There has been a bit of a storm in a coffee cup today as it has come to light that Starbucks has paid next to no corporation tax in the UK since it opened here in 1998. Since then, the company has made over £3 billion in sales but has paid only £8.6 million in income taxes. In 2007 Starbucks' UK unit's accounts showed its tenth consecutive annual loss.
The mechanisms that Starbucks is using to achieve an overall loss in the UK are remarkably similar to those we discovered the second largest beer brewing company in the world, SABMiller, was using to avoid paying tax in a number of developing countries.
The first one is through paying royalties.
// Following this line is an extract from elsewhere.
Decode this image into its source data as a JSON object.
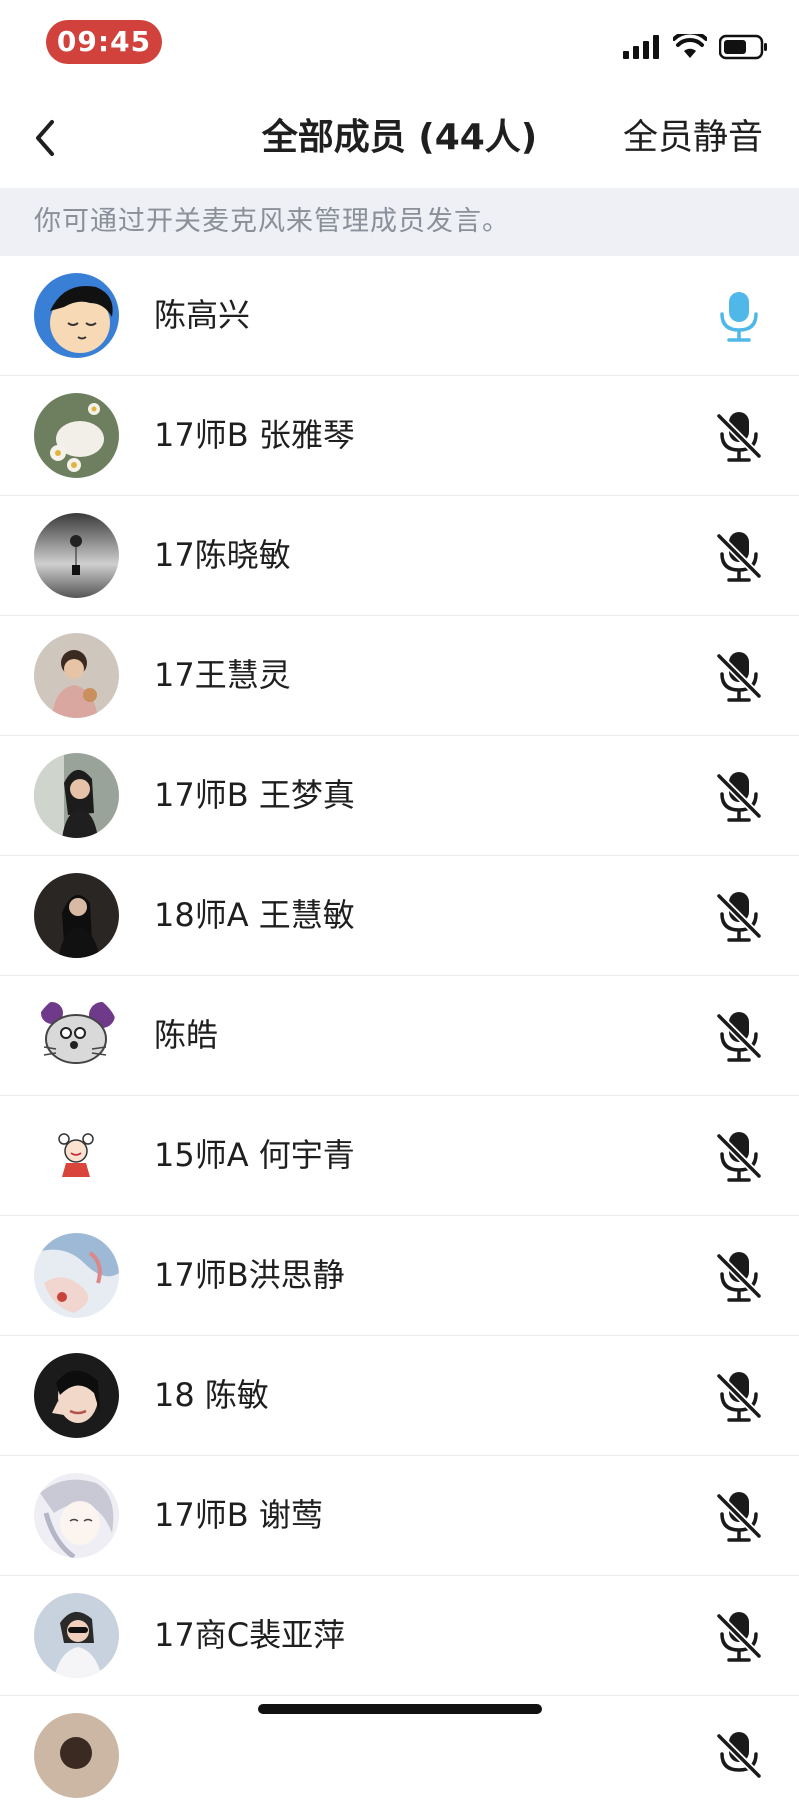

Starbucks UK has to pay royalties (6% of sales) for the use of the company’s brand and business processes, money which is sent to a Dutch subsidiary based in Amsterdam. Exactly like we found SABMiller subsidiaries doing right across Africa. Once the money gets to the Netherlands it is miraculously whittled away leaving small taxable profits there too.
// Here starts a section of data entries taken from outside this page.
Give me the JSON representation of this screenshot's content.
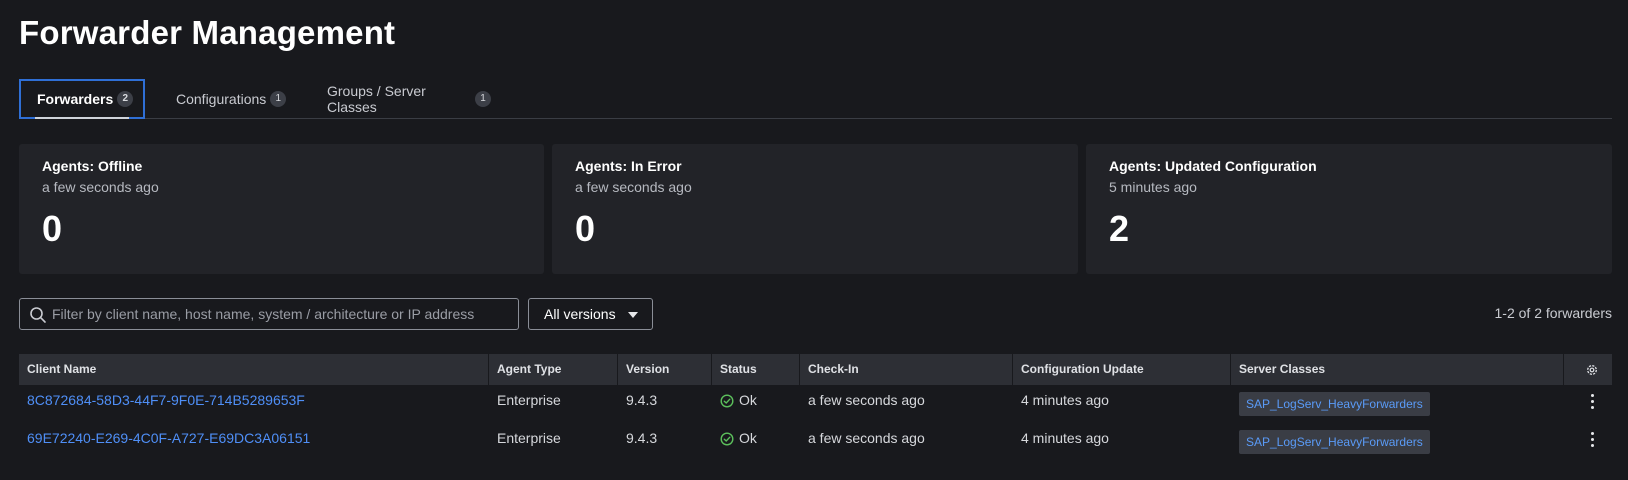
{
  "page_title": "Forwarder Management",
  "tabs": [
    {
      "label": "Forwarders",
      "count": "2"
    },
    {
      "label": "Configurations",
      "count": "1"
    },
    {
      "label": "Groups / Server Classes",
      "count": "1"
    }
  ],
  "cards": [
    {
      "title": "Agents: Offline",
      "subtitle": "a few seconds ago",
      "value": "0"
    },
    {
      "title": "Agents: In Error",
      "subtitle": "a few seconds ago",
      "value": "0"
    },
    {
      "title": "Agents: Updated Configuration",
      "subtitle": "5 minutes ago",
      "value": "2"
    }
  ],
  "filter": {
    "placeholder": "Filter by client name, host name, system / architecture or IP address",
    "value": "",
    "version_select": "All versions",
    "range_text": "1-2 of 2 forwarders"
  },
  "table": {
    "columns": [
      "Client Name",
      "Agent Type",
      "Version",
      "Status",
      "Check-In",
      "Configuration Update",
      "Server Classes"
    ],
    "rows": [
      {
        "client_name": "8C872684-58D3-44F7-9F0E-714B5289653F",
        "agent_type": "Enterprise",
        "version": "9.4.3",
        "status": "Ok",
        "check_in": "a few seconds ago",
        "config_update": "4 minutes ago",
        "server_class": "SAP_LogServ_HeavyForwarders"
      },
      {
        "client_name": "69E72240-E269-4C0F-A727-E69DC3A06151",
        "agent_type": "Enterprise",
        "version": "9.4.3",
        "status": "Ok",
        "check_in": "a few seconds ago",
        "config_update": "4 minutes ago",
        "server_class": "SAP_LogServ_HeavyForwarders"
      }
    ]
  },
  "icons": {
    "search": "search-icon",
    "status_ok": "check-circle-icon",
    "settings": "gear-icon",
    "row_menu": "kebab-menu-icon",
    "select_caret": "caret-down-icon"
  },
  "colors": {
    "background": "#18191d",
    "card": "#222328",
    "link": "#4f8ff7",
    "ok": "#5cc05c",
    "active_tab_border": "#2f6fd6"
  }
}
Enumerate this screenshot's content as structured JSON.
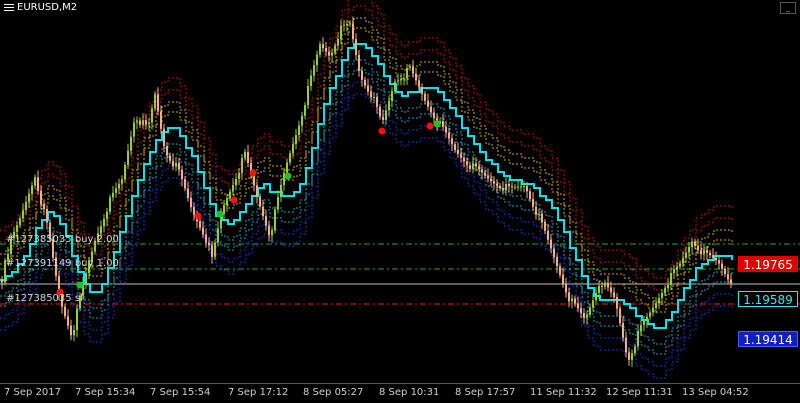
{
  "window": {
    "title": "EURUSD,M2",
    "menu_icon": "menu-icon"
  },
  "orders": [
    {
      "label": "#127385035 buy 2.00",
      "color": "#2ea32e"
    },
    {
      "label": "#127391149 buy 1.00",
      "color": "#2ea32e"
    },
    {
      "label": "#127385035 sl",
      "color": "#e02020"
    }
  ],
  "price_labels": [
    {
      "value": "1.19765",
      "bg": "#e00000",
      "fg": "#ffffff",
      "border": "#e00000"
    },
    {
      "value": "1.19589",
      "bg": "#000000",
      "fg": "#40e0f0",
      "border": "#40e0f0"
    },
    {
      "value": "1.19414",
      "bg": "#1020c0",
      "fg": "#ffffff",
      "border": "#4060ff"
    }
  ],
  "time_axis": [
    "7 Sep 2017",
    "7 Sep 15:34",
    "7 Sep 15:54",
    "7 Sep 17:12",
    "8 Sep 05:27",
    "8 Sep 10:31",
    "8 Sep 17:57",
    "11 Sep 11:32",
    "12 Sep 11:31",
    "13 Sep 04:52"
  ],
  "colors": {
    "background": "#000000",
    "candle_up": "#9acd32",
    "candle_down": "#f4b183",
    "midline": "#00e5ee",
    "upper_band_inner": "#d4aa00",
    "upper_band_outer": "#c01010",
    "lower_band_inner": "#20a0c0",
    "lower_band_outer": "#2030d0",
    "buy_line": "#2ea32e",
    "sl_line": "#e02020",
    "current_price_line": "#c0c0c0",
    "signal_buy": "#20c020",
    "signal_sell": "#ff1010"
  }
}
Another ruse Starbucks are using - just as we found SABMiller up to - is to buy the inputs for their product through a tax haven. Starbucks UK buys its coffee beans from the Starbucks roasting company in the Netherlands which in turn pays out 84% of its revenue to the part of the company that supplies the coffee beans - from Switzerland! Interesting that the tax rate on profits from trading commodities such as coffee in Switzerland is a measly 5%.
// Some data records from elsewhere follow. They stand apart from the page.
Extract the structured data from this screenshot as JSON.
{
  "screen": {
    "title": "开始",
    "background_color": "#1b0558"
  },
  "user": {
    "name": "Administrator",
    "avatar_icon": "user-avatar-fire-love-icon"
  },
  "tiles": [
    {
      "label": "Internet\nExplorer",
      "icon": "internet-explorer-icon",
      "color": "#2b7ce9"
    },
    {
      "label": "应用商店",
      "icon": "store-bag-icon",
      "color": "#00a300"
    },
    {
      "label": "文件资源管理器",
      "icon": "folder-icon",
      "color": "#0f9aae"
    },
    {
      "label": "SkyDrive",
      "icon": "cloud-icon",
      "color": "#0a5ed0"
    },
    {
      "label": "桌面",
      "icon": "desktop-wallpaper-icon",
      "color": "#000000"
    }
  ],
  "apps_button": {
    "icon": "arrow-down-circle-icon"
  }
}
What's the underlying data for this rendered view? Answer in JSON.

It is a scandal that these tricks allow Starbucks to avoid paying a fair amount of tax on their business in the UK. It’s also a powerful reminder that if multinational companies get away with it in the UK where we have a sophisticated revenue department and established law on this stuff, how much easier must it be for them to wipe out their tax bill in developing countries where those things are much weaker. In the UK Starbucks’ tax-free coffee is pricing out independent coffee shops, in countries like Ghana and Malawi where domestic businesses desperately need to be nurtured the same thing is going on.